Thursday, April 17, 2008

Mottainai

There's a great new walking bridge that just finished construction near my office.



Every time I see it I'm impressed. It's really quite beautiful when it's lit up at night. As an engineer, I think it's a pretty impressive structure as well. The tilted arch counterbalanced by the cantilevered walkway is very interesting. It was installed as a link between two parks that are very near each other, but separated by a major road.

My boss (ok...my boss' boss) has a very different opinion though. Every time we've driven by it on the way to lunch, he sort of grunts and shakes his head in disapproval. Then he mutters, "Over designed."

I was surprised by his reaction, so I asked him why he thought that way. "So much steel. There's no need for all of that steel. So wasteful.", was his response. "It's not about the steel," I said. "It's nice to look at. Isn't that worth the steel?"

"No. It's wasteful. A simple bridge would do."

Well, he couldn't be any clearer than that.

We're both engineers, yet we had entirely different reactions to the design. Aside from many decades of experience, the other main difference between he and I is that he is Japanese and I am American.

I mentioned this to a great Japanese engineer who works for me. His reaction was immediate.

"Ah...mottainai."

Um..what was that again?

"Mottainai." he says, "It's a word for an old Japanese concept. Don't waste. Don't take any more than you need."

I looked it up. It's defined on Wikipedia as "a sense of regret concerning waste when the intrinsic value of an object or resource is not properly utilized." Could a definition be any more Japanese? And we thought we Americans invented "Reduce, Reuse, Recycle." The Japanese have had a better catch word for thousands of years.

Coming here from Texas has been a culture shock in many ways, but one of the issues that sneaks up on you is the way that most things here (except for bridges apparently) are designed so much more efficiently. Home air conditioning for example. My house in Texas has one big central AC unit that blows cool air throughout my house. I set the temp, the AC turns on and off trying to regulate the temp of the entire house at once. In my condo here, there is a different AC unit for each room of the house. Each independently powered and controlled. If you know you won't be in a room for hours, just turn off that unit. You go back in there, just push a button and it cools off in 5 minutes. HUGE power savings over time.

Another example. The cleaning lady comes into my office every morning to empty the trash. She then picks through my garbage to make sure there isn't any paper in it that can be recycled. Most people here are pretty good about putting used paper in the recycle bins, but every day after cleaning the whole floor, she's got a trash bag full of paper that she dumps into the recycle bin. I'm sure this woman doesn't get paid squat. I'm sure someone cleaning trash bins in Houston for $6.25/hr wouldn't bother. But this old lady does it with a big old smile on her face.
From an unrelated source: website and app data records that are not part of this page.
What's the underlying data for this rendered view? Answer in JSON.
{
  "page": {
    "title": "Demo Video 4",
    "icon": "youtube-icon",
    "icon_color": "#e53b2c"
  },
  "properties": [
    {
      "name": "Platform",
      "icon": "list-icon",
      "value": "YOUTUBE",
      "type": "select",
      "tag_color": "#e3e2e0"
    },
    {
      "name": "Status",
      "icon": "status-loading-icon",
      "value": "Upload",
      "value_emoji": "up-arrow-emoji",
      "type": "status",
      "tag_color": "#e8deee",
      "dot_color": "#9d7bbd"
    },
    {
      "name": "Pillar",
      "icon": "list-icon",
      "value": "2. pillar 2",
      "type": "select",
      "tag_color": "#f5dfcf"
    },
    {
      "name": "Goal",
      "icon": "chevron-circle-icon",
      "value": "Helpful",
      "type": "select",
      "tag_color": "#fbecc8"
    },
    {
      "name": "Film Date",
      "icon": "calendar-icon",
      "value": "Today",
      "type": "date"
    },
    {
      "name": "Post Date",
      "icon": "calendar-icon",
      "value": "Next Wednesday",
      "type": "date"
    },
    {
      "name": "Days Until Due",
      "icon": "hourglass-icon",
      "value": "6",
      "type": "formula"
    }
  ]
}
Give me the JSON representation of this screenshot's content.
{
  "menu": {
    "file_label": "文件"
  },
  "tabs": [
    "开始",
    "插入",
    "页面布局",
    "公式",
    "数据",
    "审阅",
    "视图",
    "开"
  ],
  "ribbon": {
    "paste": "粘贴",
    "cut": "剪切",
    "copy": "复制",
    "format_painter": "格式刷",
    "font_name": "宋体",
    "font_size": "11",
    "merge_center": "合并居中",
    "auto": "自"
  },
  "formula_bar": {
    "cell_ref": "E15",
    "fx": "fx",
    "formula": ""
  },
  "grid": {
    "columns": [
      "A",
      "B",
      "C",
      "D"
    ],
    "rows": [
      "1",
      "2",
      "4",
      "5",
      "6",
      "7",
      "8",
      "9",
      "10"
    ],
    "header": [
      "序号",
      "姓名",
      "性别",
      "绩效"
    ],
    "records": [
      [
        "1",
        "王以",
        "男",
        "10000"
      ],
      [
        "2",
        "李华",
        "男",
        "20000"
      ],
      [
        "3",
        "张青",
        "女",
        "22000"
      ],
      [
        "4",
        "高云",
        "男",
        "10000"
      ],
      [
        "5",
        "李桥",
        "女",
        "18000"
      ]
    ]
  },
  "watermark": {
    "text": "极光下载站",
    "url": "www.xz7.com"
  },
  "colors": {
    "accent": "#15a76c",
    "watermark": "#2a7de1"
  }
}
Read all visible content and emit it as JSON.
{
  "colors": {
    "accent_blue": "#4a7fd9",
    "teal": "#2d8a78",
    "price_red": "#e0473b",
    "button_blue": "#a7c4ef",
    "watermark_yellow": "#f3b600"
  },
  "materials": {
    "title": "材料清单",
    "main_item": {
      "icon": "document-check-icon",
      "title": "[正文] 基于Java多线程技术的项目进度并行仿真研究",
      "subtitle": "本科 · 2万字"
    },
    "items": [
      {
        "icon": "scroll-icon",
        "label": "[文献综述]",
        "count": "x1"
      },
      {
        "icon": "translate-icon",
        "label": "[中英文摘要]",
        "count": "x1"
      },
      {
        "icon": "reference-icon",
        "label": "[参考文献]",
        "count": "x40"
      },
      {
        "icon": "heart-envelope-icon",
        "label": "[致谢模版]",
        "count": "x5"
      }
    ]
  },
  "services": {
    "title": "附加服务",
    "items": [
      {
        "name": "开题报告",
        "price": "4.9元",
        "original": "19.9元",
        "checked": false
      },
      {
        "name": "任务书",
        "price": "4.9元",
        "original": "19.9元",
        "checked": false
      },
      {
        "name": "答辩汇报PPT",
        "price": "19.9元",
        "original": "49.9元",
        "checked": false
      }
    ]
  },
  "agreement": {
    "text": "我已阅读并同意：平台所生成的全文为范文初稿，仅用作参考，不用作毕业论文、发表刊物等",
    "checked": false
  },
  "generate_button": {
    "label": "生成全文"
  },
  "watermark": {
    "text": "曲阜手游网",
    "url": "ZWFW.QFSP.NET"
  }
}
Don't worry. I'm not about to get all preachy on you. I'm just thinking that my family and I will be learning a lot from all of these little cultural differences over the coming years. Hopefully some of the better things we learn will stick.

I still think it's a beautiful bridge though.

2 comments:

Liza said...

Will you give a lecture to all of my employees about mottainai? Please.

Andy said...

Is there really a bridge? Or is it simply a metaphor for the fostering of a relationship betwixt your different cultures?

I support mottainai; a simpler bridge could have provided more steel for pachinko machines.

Awesome Blog!